The reduction in benign gastric ulcer disease may mean that surgery residents now have insufficient gastric surgery experience.
In this study, a team from Chicago, Illinois, analyzed resident-reported gastric procedure experience by chief residents from US programs between 1990 and 2001.
The team found that for all gastric-related surgery, the average cases per chief resident ranged from 9.8 to 12.4 with a peak in 1990 and a nadir in 1999. They found that the case average in 2001 was 11.3.
|The percentage of all types of gastric resections decreased.|
|Journal of Gastrointestinal Surgery|
During the same period, the team determined that vagotomy decreased from 24% in 1990 to 7% in 2001.
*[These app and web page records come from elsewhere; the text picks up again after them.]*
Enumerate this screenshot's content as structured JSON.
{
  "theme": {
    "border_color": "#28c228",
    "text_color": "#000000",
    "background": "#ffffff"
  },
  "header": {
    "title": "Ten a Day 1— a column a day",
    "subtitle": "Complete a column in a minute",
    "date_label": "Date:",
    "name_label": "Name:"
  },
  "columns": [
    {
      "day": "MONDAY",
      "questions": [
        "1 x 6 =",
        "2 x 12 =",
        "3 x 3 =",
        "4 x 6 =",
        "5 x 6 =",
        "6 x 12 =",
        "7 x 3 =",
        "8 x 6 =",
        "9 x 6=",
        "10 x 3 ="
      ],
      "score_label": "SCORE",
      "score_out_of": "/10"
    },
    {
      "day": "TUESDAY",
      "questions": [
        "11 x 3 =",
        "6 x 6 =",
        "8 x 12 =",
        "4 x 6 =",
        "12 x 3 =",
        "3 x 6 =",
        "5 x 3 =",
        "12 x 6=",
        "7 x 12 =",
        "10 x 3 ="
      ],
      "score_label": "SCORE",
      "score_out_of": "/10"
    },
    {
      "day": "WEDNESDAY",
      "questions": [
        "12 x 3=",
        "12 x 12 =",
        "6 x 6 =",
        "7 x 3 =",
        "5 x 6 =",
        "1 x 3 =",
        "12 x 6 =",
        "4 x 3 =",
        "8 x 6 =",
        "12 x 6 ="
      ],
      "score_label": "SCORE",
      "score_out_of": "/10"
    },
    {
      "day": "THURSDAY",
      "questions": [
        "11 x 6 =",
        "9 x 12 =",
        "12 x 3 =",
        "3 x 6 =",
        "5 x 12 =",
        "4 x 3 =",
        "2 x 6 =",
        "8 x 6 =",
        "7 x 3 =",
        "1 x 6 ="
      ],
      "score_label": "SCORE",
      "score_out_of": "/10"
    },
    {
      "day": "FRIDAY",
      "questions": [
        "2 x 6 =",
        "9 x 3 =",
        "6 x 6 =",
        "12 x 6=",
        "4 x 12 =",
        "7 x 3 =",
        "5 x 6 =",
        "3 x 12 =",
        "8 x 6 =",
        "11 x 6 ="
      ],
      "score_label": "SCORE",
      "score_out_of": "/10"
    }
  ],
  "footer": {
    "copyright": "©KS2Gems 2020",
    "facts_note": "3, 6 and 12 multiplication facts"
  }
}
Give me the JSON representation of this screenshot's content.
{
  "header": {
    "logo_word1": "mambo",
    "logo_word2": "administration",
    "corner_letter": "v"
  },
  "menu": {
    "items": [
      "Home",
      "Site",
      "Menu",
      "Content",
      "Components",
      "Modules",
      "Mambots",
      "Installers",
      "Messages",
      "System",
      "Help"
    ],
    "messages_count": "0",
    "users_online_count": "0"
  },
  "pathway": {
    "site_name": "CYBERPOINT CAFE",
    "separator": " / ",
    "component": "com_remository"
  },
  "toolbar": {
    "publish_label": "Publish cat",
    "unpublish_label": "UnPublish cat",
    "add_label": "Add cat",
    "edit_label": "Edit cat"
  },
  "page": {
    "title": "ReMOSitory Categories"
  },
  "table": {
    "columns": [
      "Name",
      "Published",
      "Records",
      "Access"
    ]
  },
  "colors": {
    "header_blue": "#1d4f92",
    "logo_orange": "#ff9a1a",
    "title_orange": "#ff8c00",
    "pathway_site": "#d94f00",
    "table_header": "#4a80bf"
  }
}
However, gastric-reduction operations increased from 5% to 34%.
Furthermore, total gastrectomy remained constant at <1 per chief resident, whereas partial gastric resection (PGR) was unchanged.
Overall the investigators found that the percentage of all types of gastric resections decreased from 34% in 1990 to 29% in 2001.
Dr Joseph Espat's team concluded, "US surgical chief residents report a widely variable experience in gastric surgery over the period analyzed".
"However, their overall experience has not significantly diminished since 1990 although specific procedural volume has varied".